From the data below, copy each line that includes the word "option".

[Data entries]
----------

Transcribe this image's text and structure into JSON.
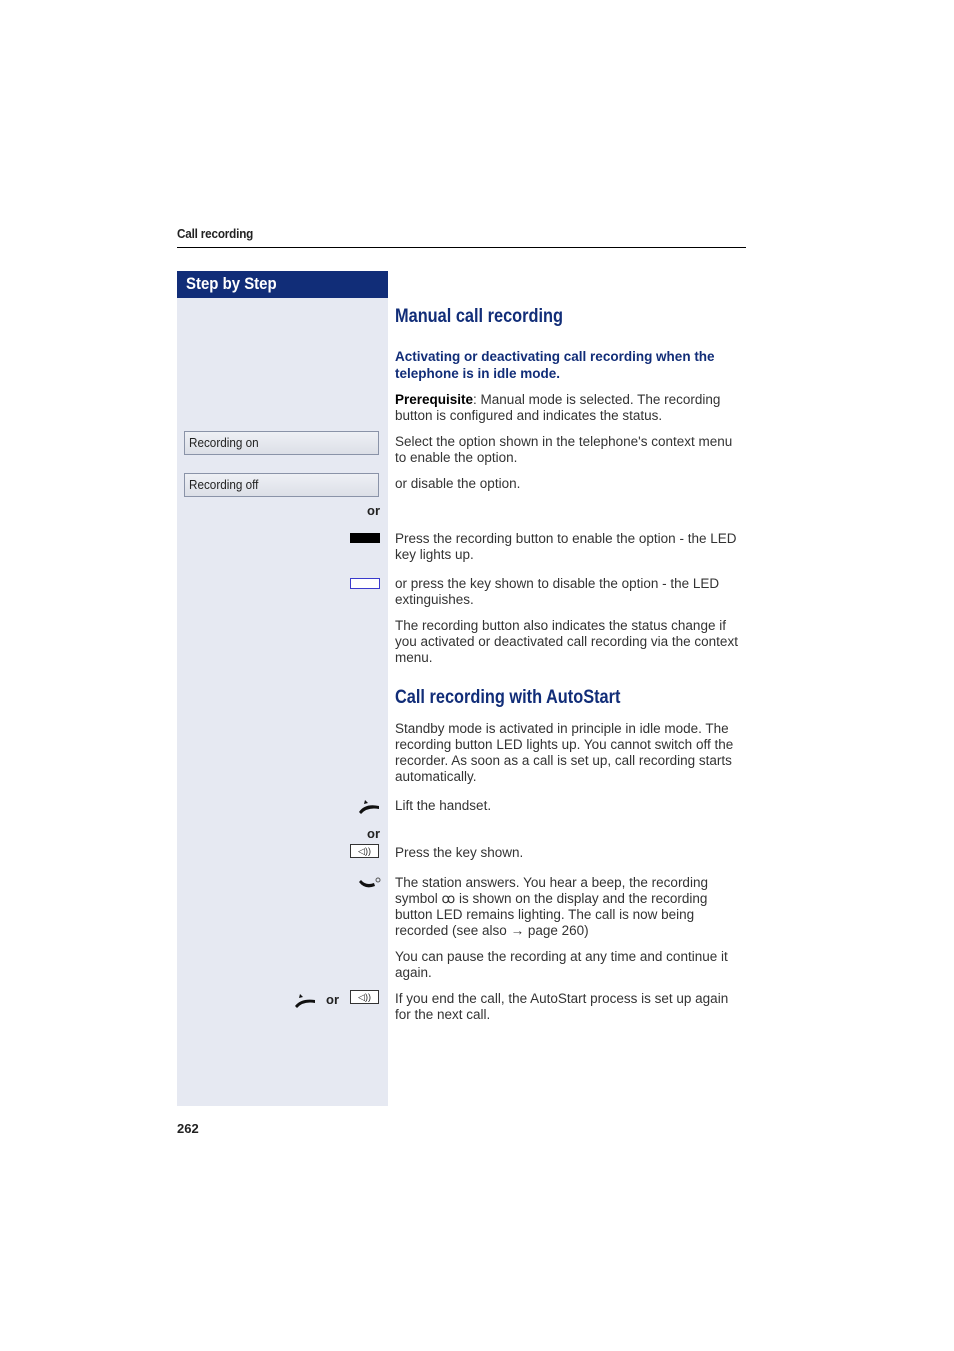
{
  "header": {
    "section_title": "Call recording"
  },
  "sidebar": {
    "title": "Step by Step",
    "menu_items": [
      {
        "label": "Recording on"
      },
      {
        "label": "Recording off"
      }
    ],
    "or_label": "or"
  },
  "manual": {
    "heading": "Manual call recording",
    "subheading": "Activating or deactivating call recording when the telephone is in idle mode.",
    "prereq_label": "Prerequisite",
    "prereq_text": ": Manual mode is selected. The recording button is configured and indicates the status.",
    "select_text": "Select the option shown in the telephone's context menu to enable the option.",
    "disable_text": "or disable the option.",
    "press_on_text": "Press the recording button to enable the option - the LED key lights up.",
    "press_off_text": "or press the key shown to disable the option - the LED extinguishes.",
    "status_text": "The recording button also indicates the status change if you activated or deactivated call recording via the context menu."
  },
  "autostart": {
    "heading": "Call recording with AutoStart",
    "intro": "Standby mode is activated in principle in idle mode. The recording button LED lights up. You cannot switch off the recorder. As soon as a call is set up, call recording starts automatically.",
    "lift_text": "Lift the handset.",
    "press_key_text": "Press the key shown.",
    "answers_text_1": "The station answers. You hear a beep, the recording symbol ",
    "recording_symbol": "ꝏ",
    "answers_text_2": " is shown on the display and the recording button LED remains lighting. The call is now being recorded (see also ",
    "arrow": "→",
    "answers_text_3": " page 260)",
    "pause_text": "You can pause the recording at any time and continue it again.",
    "end_text": "If you end the call, the AutoStart process is set up again for the next call."
  },
  "icons": {
    "speaker": "◁))"
  },
  "footer": {
    "page_number": "262"
  }
}
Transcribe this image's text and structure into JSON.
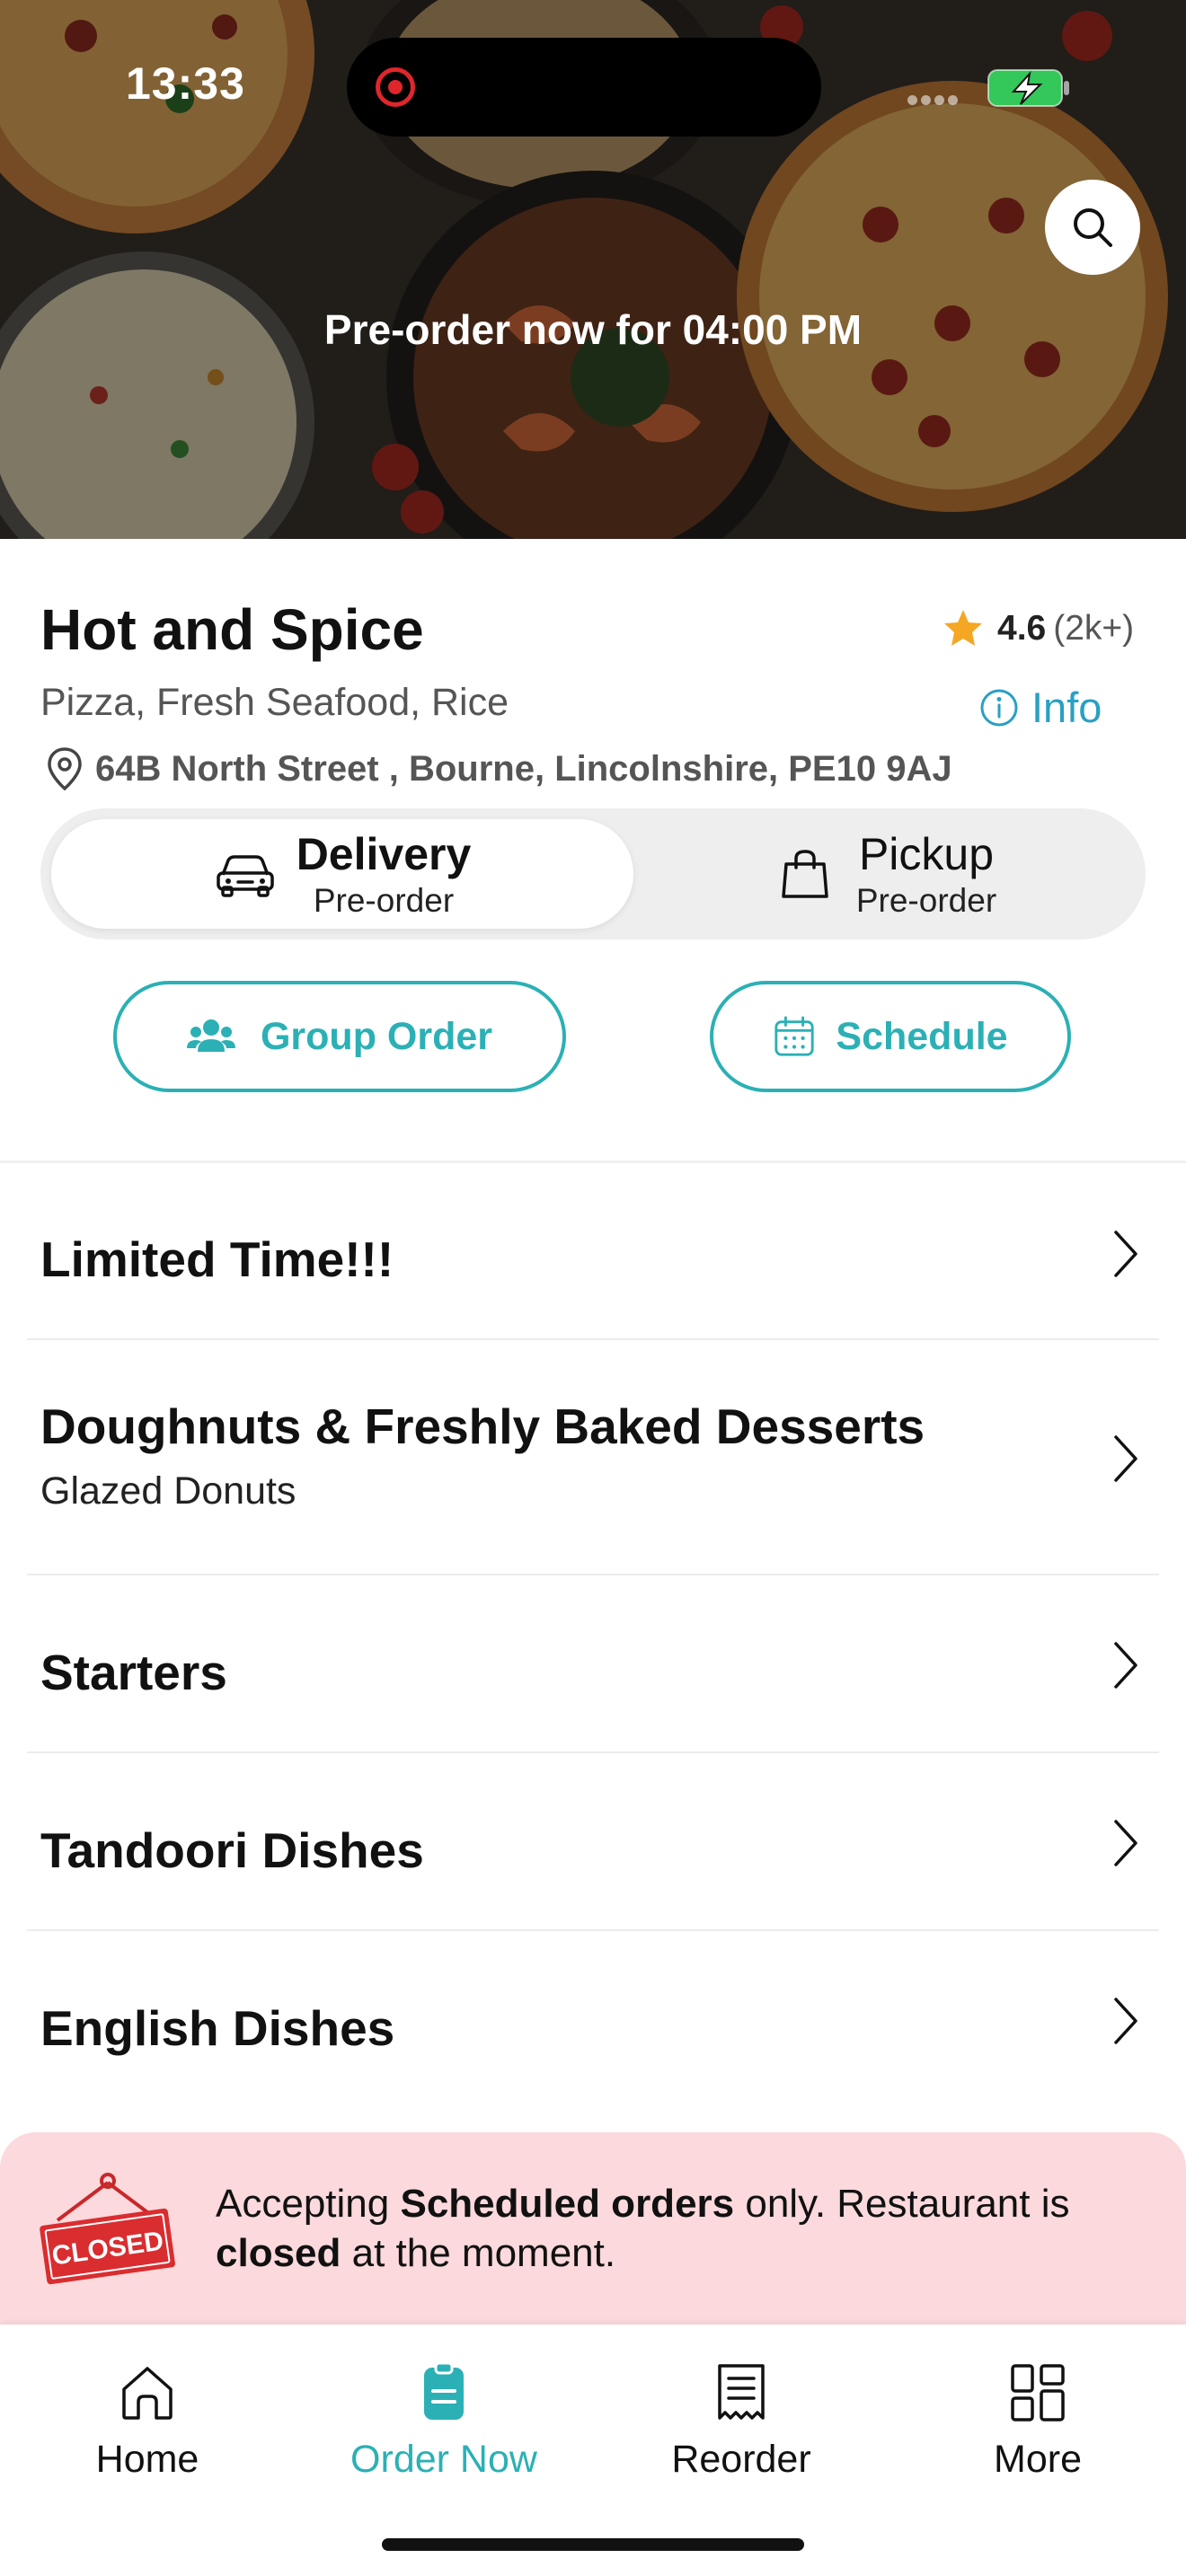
{
  "status_bar": {
    "time": "13:33"
  },
  "hero": {
    "preorder_text": "Pre-order now for 04:00 PM"
  },
  "restaurant": {
    "name": "Hot and Spice",
    "rating": "4.6",
    "rating_count": "(2k+)",
    "cuisines": "Pizza, Fresh Seafood, Rice",
    "info_label": "Info",
    "address": "64B North Street , Bourne, Lincolnshire, PE10 9AJ"
  },
  "order_mode": {
    "delivery": {
      "label": "Delivery",
      "sub": "Pre-order",
      "icon": "car-icon",
      "selected": true
    },
    "pickup": {
      "label": "Pickup",
      "sub": "Pre-order",
      "icon": "shopping-bag-icon",
      "selected": false
    }
  },
  "actions": {
    "group_order": {
      "label": "Group Order",
      "icon": "group-icon"
    },
    "schedule": {
      "label": "Schedule",
      "icon": "calendar-icon"
    }
  },
  "menu": [
    {
      "title": "Limited Time!!!",
      "subtitle": ""
    },
    {
      "title": "Doughnuts & Freshly Baked Desserts",
      "subtitle": "Glazed Donuts"
    },
    {
      "title": "Starters",
      "subtitle": ""
    },
    {
      "title": "Tandoori Dishes",
      "subtitle": ""
    },
    {
      "title": "English Dishes",
      "subtitle": ""
    }
  ],
  "closed_notice": {
    "sign_text": "CLOSED",
    "part1": "Accepting ",
    "bold1": "Scheduled orders",
    "part2": " only. Restaurant is ",
    "bold2": "closed",
    "part3": " at the moment."
  },
  "tabs": [
    {
      "label": "Home",
      "icon": "home-icon",
      "active": false
    },
    {
      "label": "Order Now",
      "icon": "order-icon",
      "active": true
    },
    {
      "label": "Reorder",
      "icon": "receipt-icon",
      "active": false
    },
    {
      "label": "More",
      "icon": "grid-icon",
      "active": false
    }
  ],
  "colors": {
    "accent": "#2bb0b5",
    "info": "#2a9fc4",
    "star": "#f5a623",
    "closed_bg": "#fbd9dc",
    "closed_red": "#d92d30"
  }
}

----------

OUTPUT FOR THIS EXERCISE
    "select_text": "Select the option shown in the telephone's context menu to enable the option.",
    "disable_text": "or disable the option.",
    "press_on_text": "Press the recording button to enable the option - the LED key lights up.",
    "press_off_text": "or press the key shown to disable the option - the LED extinguishes.",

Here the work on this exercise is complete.